At Blodrotberget and Blackfjället in the Municipality of Örnsköldsvik, environmental permits were granted in 2013 for around 70 wind turbines, with annual production in the region of 500 GWh. In 2015, a power line permit was obtained for the connecting power lines, which means that the project is ready for construction to begin.
Holmen and E.ON signed a contract to jointly develop wind power in the Municipality of Örnsköldsvik at the beginning of 2011. At the end of 2012, environmental permits were obtained for two of the three areas in question. With around 70 turbines spread over three areas, mainly on Holmen's land, annual production could reach around 475 GWh when all turbines have been built.
Wind surveys have also been conducted on Holmen's land in Västernorrland in recent years. Applications for environmental permits and power line permits have been submitted for two of the projects. This is the case for the Blåbergsliden project, with its 30 or so turbines and annual production of around 300 GWh. Supplements to the reindeer husbandry analysis are under way as a final measure before a decision can be made on the environmental permit. This is expected to happen in 2016. In 2015, an application was submitted to the authorities for 30 wind turbines in Blisterliden. Wind surveys and an environmental impact analysis are under way at Högaliden 2, which is similar in scale to the other projects.
In late 2015, the environmental authorities rejected an application to erect a wind farm at the mill in Workington.
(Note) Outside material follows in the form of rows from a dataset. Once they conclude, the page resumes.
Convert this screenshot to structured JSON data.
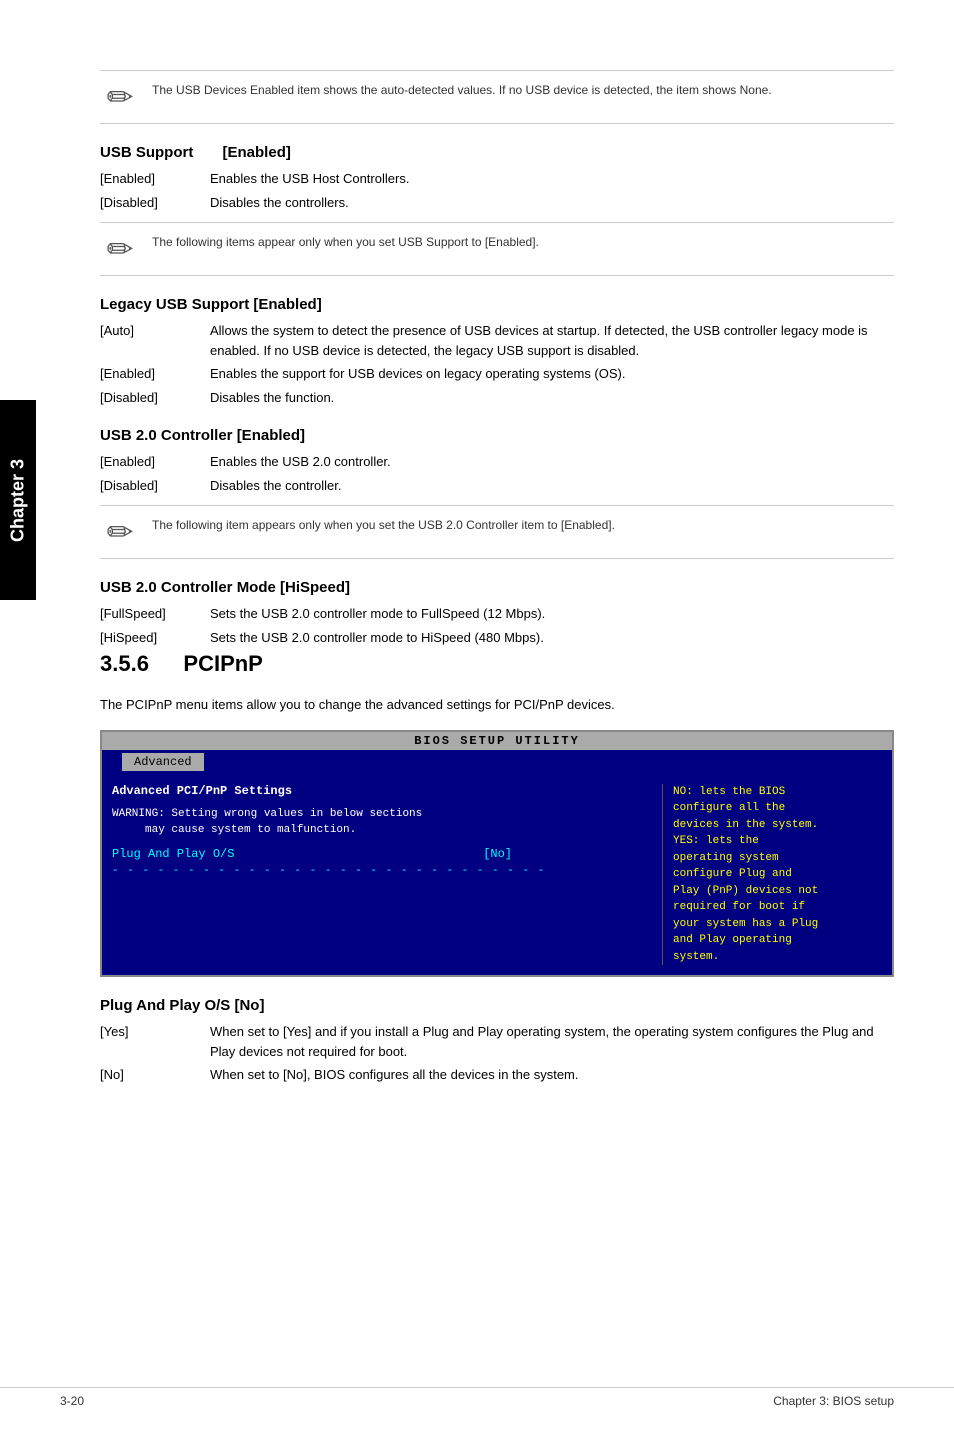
{
  "page": {
    "footer_left": "3-20",
    "footer_right": "Chapter 3: BIOS setup",
    "chapter_label": "Chapter 3"
  },
  "note1": {
    "text": "The USB Devices Enabled item shows the auto-detected values. If no USB device is detected, the item shows None."
  },
  "usb_support": {
    "heading": "USB Support",
    "value": "[Enabled]",
    "items": [
      {
        "label": "[Enabled]",
        "desc": "Enables the USB Host Controllers."
      },
      {
        "label": "[Disabled]",
        "desc": "Disables the controllers."
      }
    ]
  },
  "note2": {
    "text": "The following items appear only when you set USB Support to [Enabled]."
  },
  "legacy_usb": {
    "heading": "Legacy USB Support [Enabled]",
    "items": [
      {
        "label": "[Auto]",
        "desc": "Allows the system to detect the presence of USB devices at startup. If detected, the USB controller legacy mode is enabled. If no USB device is detected, the legacy USB support is disabled."
      },
      {
        "label": "[Enabled]",
        "desc": "Enables the support for USB devices on legacy operating systems (OS)."
      },
      {
        "label": "[Disabled]",
        "desc": "Disables the function."
      }
    ]
  },
  "usb20_controller": {
    "heading": "USB 2.0 Controller [Enabled]",
    "items": [
      {
        "label": "[Enabled]",
        "desc": "Enables the USB 2.0 controller."
      },
      {
        "label": "[Disabled]",
        "desc": "Disables the controller."
      }
    ]
  },
  "note3": {
    "text": "The following item appears only when you set the USB 2.0 Controller item to [Enabled]."
  },
  "usb20_mode": {
    "heading": "USB 2.0 Controller Mode [HiSpeed]",
    "items": [
      {
        "label": "[FullSpeed]",
        "desc": "Sets the USB 2.0 controller mode to FullSpeed (12 Mbps)."
      },
      {
        "label": "[HiSpeed]",
        "desc": "Sets the USB 2.0 controller mode to HiSpeed (480 Mbps)."
      }
    ]
  },
  "section356": {
    "number": "3.5.6",
    "title": "PCIPnP",
    "intro": "The PCIPnP menu items allow you to change the advanced settings for PCI/PnP devices."
  },
  "bios": {
    "title": "BIOS SETUP UTILITY",
    "nav_items": [
      "Advanced"
    ],
    "section_title": "Advanced PCI/PnP Settings",
    "warning": "WARNING: Setting wrong values in below sections\n     may cause system to malfunction.",
    "settings": [
      {
        "name": "Plug And Play O/S",
        "value": "[No]"
      }
    ],
    "help_text": "NO: lets the BIOS configure all the devices in the system.\nYES: lets the operating system configure Plug and Play (PnP) devices not required for boot if your system has a Plug and Play operating system.",
    "dashes": "- - - - - - - - - - - - - - - - - - - - - - - - - - - - - - - -"
  },
  "plug_play": {
    "heading": "Plug And Play O/S [No]",
    "items": [
      {
        "label": "[Yes]",
        "desc": "When set to [Yes] and if you install a Plug and Play operating system, the operating system configures the Plug and Play devices not required for boot."
      },
      {
        "label": "[No]",
        "desc": "When set to [No], BIOS configures all the devices in the system."
      }
    ]
  }
}
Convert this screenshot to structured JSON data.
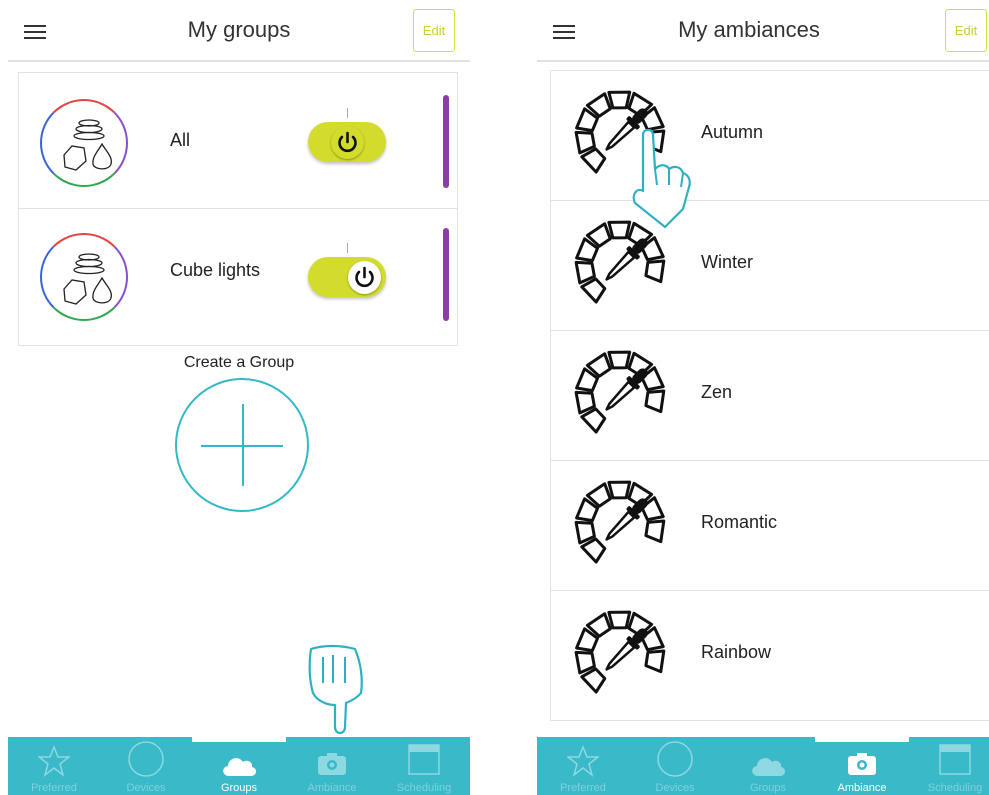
{
  "left_screen": {
    "header": {
      "title": "My groups",
      "edit_label": "Edit"
    },
    "groups": [
      {
        "name": "All",
        "on": true
      },
      {
        "name": "Cube lights",
        "on": true
      }
    ],
    "create_group_label": "Create a Group",
    "tabs": [
      {
        "label": "Preferred",
        "icon": "star-icon",
        "active": false
      },
      {
        "label": "Devices",
        "icon": "circle-icon",
        "active": false
      },
      {
        "label": "Groups",
        "icon": "cloud-icon",
        "active": true
      },
      {
        "label": "Ambiance",
        "icon": "camera-icon",
        "active": false
      },
      {
        "label": "Scheduling",
        "icon": "calendar-icon",
        "active": false
      }
    ]
  },
  "right_screen": {
    "header": {
      "title": "My ambiances",
      "edit_label": "Edit"
    },
    "ambiances": [
      {
        "name": "Autumn"
      },
      {
        "name": "Winter"
      },
      {
        "name": "Zen"
      },
      {
        "name": "Romantic"
      },
      {
        "name": "Rainbow"
      }
    ],
    "tabs": [
      {
        "label": "Preferred",
        "icon": "star-icon",
        "active": false
      },
      {
        "label": "Devices",
        "icon": "circle-icon",
        "active": false
      },
      {
        "label": "Groups",
        "icon": "cloud-icon",
        "active": false
      },
      {
        "label": "Ambiance",
        "icon": "camera-icon",
        "active": true
      },
      {
        "label": "Scheduling",
        "icon": "calendar-icon",
        "active": false
      }
    ]
  },
  "colors": {
    "accent": "#3ab9c8",
    "toggle": "#d3dc2c",
    "edit": "#c8cf2a",
    "group_bar": "#8b3fa0",
    "create_circle": "#33b7c9"
  }
}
The prospect of obtaining leave to appeal was judged to be poor. At the same time, the scope for profitability in wind power has radically worsened due to decisions by the British government. Under these circumstances, the project has been shelved.
An 18 per cent stake in VindIn AB gives Holmen part ownership of the Trattberget wind farm in the Municipality of Örnsköldsvik and Skutskär in the Municipality of Skutskär. Another wind farm, Svalskulla in Pohjanmaa, Finland, was also brought on stream in 2014. In total there are now 40 turbines supplying electricity to Holmen and the other stakeholder companies. Overall, VindIn's turbines are expected to produce around 305 GWh per year, with Holmen's stake currently equating to production of around 54 GWh per year. Wind power production was very good in 2015, with annual production of 317 GWh, and Holmen's share amounting to 56 GWh.
Holmen extracts biofuel from its own forests and has become more active as a buyer and seller on the biofuel market. Holmen's long-term forest stewardship efforts are increasing the total stock of wood. By taking further measures to stimulate growth, it will therefore eventually be possible to increase the volumes of wood and biofuel extracted.
Work is in progress in the Group to improve the prospects for extracting energy from by-products/waste. Various measures are being taken to raise the calorific value of the materials.
The staff unit New Business Development initiates research into innovation and product development. Its work includes investigating how waste and by-products from the mills can be further processed into base chemicals for customers in the chemicals industry, for example.
Holmen sees peat as an interesting complement to biofuel. Peat is considered a slowly renewable resource, which makes it possible to add value to certain land assets within Holmen that are not productive forest land. A redundant peat field can be restored as a wetland or planted with forest.
Holmen currently has a peat field outside Örnsköldsvik that was taken into use in 2009 and is harvested annually for energy purposes. In contrast to 2014, 2015 had a rainy summer, which led to a poorer annual harvest, equating to 63 (93) GWh electrical energy. In 2015, Holmen Energi continued to examine the possibility of using peat as a raw material for the production of soil improvers. This work was conducted in collaboration with Holmen Skog's nurseries and the results over the year have shown that peat has considerable potential in this area.